Lose sight of the shore and discover new lands
Kenya is abundantly blessed when it comes to water bodies. We have the Indian Ocean which breathes life into the coastal lowlands, we have inland lakes, rivers, man-made dams and even a few crater lakes, some of which have islands in them. From Mombasa itself to Lamu, Funzi, and Chale, the islands of the Kenyan coast are nothing short of spectacular. If you travel a little inland, you will find Crescent Island in Lake Naivasha or Rusinga Island to the East of Lake Victoria. You could then head north to the largest permanent desert lake in the world: Lake Turkana where you can spend some time marvelling at Nile Crocodiles in Central Island National Park or visit South Island National Park. While up there, you could get a feel for the desert life and see whether or not you might want to try out a Chalbi Desert Safari.
Stonehenge, archaeological digs and speaking stones of the past
It is said that a long, long time ago in Kalokol, Turkana, a small group of people had gathered around the evening bonfire to dance when the devil sauntered in from the desert. He told the small gathering that he had a song to sing, but before he sang it, he said that if any of them laughed, cried, or moved in any way while he sang his song, he would turn them into stone.
So the dancers stopped what they were doing, braced themselves and listened to the devil’s song. Some people thought the song was particularly hilarious and burst into laughter. They were promptly turned into stone. Some thought that it was sad and started weeping when they too were instantly frozen in place and turned to stone.
In the midst of the crowd, there was a Big Man who happened to be the chief. This man stared the devil down and for almost the entirety of the song refused to laugh, weep or even dance. But somewhere towards the end of it all, the devil saw a smile creep across his face and he too was turned into stone where he stood. To this date, when you visit the Speaking Stones of Kalokol, you will see the Big Man standing in the middle of his fallen subjects.
This story might be a myth, just as Kit Mikayi in Western Kenya is believed to be the answer to all human catastrophes and problems or it might not. You never really know with these things.
Kenya has an amalgamation of prehistoric, cultural and spiritual sites that resemble the Stonehenge in England. For lessons in cultures past, you could visit:
- Kariandusi Prehistoric Site in Elementeita
- Olorgesailie Prehistoric Site near Lake Magadi
- Hyrax Hill Prehistoric Site near Nakuru
- Koobi Fora Prehistoric Site in the northern shores of Lake Turkana
Or you could just go to the Nairobi National Museum for a full list of all these interestingly ancient discoveries that shade some light into how our ancestors lived.
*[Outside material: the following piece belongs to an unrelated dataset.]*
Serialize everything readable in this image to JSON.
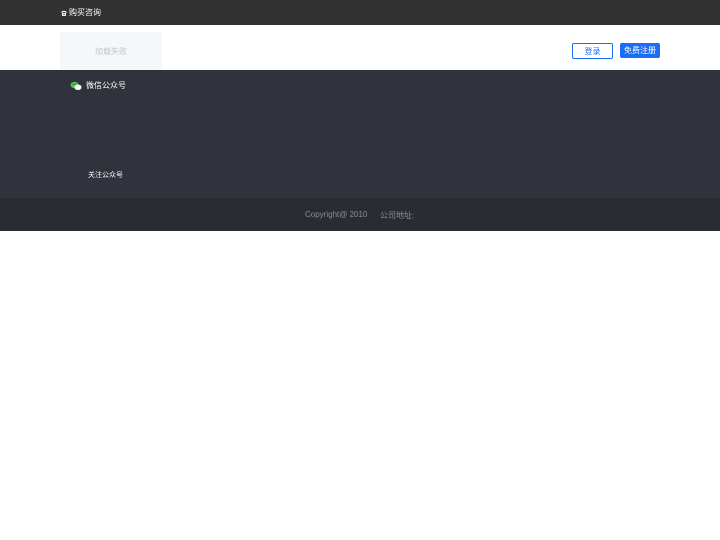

From forests to snow-capped mountains; low lying plains and deep blue seas, Kenya has it all. Many of these places you can simply drive to, some you would have to sail to and others you would have to climb. The country has a total of 54 national parks and game reserves all of which are home to a plethora of animal species that inspire awe. With 42 tribes spread across the map, Kenya is a melting pot of experiences, traditions, cultures, food, and attractions.
Take the time to visit the different parts of this country. Learn how to say hello in every language; learn their dances, taste their food and get a glimpse into their culture. Marvel at the differences and enjoy something other than your own company. Take the chance to travel to a new place throughout the year. Even if it is for no reason other than ‘Because it’s there!’